Data items:
────────────────────
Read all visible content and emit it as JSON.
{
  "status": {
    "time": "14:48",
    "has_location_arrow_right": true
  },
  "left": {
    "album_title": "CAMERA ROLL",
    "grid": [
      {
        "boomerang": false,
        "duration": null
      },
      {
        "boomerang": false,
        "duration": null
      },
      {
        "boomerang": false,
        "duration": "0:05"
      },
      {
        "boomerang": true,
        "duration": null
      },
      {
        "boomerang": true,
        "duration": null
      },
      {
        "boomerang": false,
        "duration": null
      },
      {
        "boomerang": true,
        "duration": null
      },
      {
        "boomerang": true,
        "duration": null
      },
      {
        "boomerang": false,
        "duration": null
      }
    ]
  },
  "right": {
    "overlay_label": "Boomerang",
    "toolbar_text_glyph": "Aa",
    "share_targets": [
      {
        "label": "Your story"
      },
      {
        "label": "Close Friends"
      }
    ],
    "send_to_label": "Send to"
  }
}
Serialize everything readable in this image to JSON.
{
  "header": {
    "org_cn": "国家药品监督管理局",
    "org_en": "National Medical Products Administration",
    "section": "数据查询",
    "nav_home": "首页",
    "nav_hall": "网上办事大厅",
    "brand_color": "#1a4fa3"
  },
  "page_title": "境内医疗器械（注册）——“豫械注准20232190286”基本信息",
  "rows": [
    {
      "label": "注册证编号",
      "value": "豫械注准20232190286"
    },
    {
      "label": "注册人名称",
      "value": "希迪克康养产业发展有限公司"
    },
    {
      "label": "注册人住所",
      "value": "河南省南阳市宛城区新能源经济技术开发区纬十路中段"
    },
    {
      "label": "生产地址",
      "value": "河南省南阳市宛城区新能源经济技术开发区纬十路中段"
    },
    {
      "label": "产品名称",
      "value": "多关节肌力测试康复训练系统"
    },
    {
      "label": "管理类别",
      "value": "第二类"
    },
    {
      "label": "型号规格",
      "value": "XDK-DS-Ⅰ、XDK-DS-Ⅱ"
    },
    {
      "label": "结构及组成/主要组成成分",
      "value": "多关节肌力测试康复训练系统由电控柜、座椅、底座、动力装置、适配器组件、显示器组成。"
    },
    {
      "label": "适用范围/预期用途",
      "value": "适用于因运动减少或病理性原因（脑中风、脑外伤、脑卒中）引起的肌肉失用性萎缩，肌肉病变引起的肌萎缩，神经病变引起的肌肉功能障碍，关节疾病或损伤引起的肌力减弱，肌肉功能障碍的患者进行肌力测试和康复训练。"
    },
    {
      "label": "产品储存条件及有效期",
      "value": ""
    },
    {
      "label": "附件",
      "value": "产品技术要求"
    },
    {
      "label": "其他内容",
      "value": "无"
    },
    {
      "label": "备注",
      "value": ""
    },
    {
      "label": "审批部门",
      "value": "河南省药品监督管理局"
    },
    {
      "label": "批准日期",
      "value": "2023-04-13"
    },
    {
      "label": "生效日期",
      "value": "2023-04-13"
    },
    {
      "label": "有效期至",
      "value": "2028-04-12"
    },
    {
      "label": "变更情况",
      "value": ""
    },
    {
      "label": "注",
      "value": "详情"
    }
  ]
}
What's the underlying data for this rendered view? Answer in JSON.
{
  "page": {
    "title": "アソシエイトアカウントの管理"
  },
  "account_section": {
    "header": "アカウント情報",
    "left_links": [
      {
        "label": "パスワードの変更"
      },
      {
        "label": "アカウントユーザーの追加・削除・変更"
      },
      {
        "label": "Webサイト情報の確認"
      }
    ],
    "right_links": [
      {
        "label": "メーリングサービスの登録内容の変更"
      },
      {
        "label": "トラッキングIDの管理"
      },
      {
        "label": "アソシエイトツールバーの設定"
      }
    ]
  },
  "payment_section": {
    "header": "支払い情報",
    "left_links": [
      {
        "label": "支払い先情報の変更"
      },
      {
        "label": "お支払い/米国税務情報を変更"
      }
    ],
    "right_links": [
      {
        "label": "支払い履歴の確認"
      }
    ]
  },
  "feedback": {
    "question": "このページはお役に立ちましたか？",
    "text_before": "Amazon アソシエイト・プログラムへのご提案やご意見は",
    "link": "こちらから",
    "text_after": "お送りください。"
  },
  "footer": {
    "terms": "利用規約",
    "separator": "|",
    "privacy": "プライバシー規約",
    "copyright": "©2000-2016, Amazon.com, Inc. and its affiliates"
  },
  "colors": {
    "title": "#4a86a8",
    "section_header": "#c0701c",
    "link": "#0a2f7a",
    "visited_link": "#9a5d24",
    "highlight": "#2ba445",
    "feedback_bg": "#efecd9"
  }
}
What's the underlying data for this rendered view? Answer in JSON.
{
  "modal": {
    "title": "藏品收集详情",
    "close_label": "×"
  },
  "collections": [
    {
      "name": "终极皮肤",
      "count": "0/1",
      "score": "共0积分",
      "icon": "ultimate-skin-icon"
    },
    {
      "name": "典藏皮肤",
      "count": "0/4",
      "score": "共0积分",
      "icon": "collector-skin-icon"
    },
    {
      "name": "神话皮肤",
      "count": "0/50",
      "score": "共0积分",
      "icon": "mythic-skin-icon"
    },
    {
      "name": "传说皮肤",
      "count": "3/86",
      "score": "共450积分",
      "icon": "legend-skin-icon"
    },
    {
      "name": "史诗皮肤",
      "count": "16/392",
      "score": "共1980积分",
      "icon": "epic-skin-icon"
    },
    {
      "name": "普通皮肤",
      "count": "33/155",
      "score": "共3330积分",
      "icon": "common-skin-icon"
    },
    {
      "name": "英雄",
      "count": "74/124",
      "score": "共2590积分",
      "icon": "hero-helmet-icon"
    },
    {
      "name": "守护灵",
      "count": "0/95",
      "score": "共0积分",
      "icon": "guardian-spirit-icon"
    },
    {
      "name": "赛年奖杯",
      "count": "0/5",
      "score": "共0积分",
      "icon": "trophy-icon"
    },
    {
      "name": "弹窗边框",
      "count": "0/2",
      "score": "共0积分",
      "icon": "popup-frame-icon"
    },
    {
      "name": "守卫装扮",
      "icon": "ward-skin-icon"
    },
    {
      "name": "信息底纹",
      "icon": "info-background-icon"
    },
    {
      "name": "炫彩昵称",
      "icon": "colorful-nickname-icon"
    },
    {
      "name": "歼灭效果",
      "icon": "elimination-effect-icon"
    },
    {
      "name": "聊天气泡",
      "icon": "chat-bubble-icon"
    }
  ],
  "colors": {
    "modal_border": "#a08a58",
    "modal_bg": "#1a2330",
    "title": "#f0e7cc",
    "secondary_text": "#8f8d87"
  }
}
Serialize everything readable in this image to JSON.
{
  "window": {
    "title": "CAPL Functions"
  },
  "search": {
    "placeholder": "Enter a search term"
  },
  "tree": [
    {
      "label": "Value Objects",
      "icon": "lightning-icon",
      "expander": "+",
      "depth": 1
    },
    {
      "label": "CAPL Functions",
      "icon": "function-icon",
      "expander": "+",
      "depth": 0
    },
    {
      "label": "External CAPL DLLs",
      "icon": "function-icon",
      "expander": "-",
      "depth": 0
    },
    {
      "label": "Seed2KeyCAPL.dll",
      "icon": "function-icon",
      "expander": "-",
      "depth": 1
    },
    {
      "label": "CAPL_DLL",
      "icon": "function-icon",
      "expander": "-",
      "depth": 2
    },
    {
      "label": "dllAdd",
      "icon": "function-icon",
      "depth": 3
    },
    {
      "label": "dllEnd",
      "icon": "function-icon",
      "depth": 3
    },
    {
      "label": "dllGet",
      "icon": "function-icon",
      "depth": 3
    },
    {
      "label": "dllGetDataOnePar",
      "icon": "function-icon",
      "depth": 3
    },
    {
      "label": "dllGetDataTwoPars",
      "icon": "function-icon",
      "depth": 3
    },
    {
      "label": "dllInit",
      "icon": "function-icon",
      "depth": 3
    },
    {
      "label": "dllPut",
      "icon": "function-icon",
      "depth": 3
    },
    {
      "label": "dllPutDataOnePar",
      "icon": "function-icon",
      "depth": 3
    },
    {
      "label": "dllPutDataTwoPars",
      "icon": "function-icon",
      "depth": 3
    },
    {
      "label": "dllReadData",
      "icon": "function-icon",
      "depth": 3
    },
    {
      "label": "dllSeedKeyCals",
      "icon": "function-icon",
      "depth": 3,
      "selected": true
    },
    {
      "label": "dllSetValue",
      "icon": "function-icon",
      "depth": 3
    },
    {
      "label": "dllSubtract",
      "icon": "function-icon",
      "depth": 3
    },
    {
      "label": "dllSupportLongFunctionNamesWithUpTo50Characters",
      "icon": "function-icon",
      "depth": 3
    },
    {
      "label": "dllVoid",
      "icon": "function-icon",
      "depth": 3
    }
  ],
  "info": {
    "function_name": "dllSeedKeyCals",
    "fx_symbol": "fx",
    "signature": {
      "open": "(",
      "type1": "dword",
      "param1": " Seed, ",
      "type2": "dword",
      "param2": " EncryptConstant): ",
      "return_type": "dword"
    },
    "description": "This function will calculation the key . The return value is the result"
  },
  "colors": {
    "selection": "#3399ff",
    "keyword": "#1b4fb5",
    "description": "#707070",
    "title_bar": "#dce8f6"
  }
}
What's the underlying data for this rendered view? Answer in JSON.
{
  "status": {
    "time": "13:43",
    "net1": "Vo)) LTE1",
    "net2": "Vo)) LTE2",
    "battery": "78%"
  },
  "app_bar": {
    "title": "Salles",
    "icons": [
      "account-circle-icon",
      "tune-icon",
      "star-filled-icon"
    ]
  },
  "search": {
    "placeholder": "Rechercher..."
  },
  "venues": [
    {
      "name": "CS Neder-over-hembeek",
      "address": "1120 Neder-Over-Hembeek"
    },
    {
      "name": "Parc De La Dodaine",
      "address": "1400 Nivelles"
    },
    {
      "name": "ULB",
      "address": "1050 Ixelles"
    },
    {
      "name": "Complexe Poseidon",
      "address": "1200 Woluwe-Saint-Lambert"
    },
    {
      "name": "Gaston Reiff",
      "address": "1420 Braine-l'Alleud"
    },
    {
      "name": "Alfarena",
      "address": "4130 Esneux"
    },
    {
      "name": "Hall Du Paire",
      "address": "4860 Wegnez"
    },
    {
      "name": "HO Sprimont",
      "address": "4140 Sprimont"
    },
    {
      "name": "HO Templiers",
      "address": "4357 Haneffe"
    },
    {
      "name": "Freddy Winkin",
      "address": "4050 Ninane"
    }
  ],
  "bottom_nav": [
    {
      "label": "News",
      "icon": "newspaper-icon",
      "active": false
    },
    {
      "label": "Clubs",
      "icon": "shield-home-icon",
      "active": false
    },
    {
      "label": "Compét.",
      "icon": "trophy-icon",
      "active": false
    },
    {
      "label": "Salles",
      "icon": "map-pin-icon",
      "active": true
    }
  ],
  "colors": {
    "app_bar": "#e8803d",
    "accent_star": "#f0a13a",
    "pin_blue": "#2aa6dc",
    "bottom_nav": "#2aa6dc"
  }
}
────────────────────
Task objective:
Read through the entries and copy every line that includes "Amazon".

Reply to the exercise:
    "text_before": "Amazon アソシエイト・プログラムへのご提案やご意見は",
    "copyright": "©2000-2016, Amazon.com, Inc. and its affiliates"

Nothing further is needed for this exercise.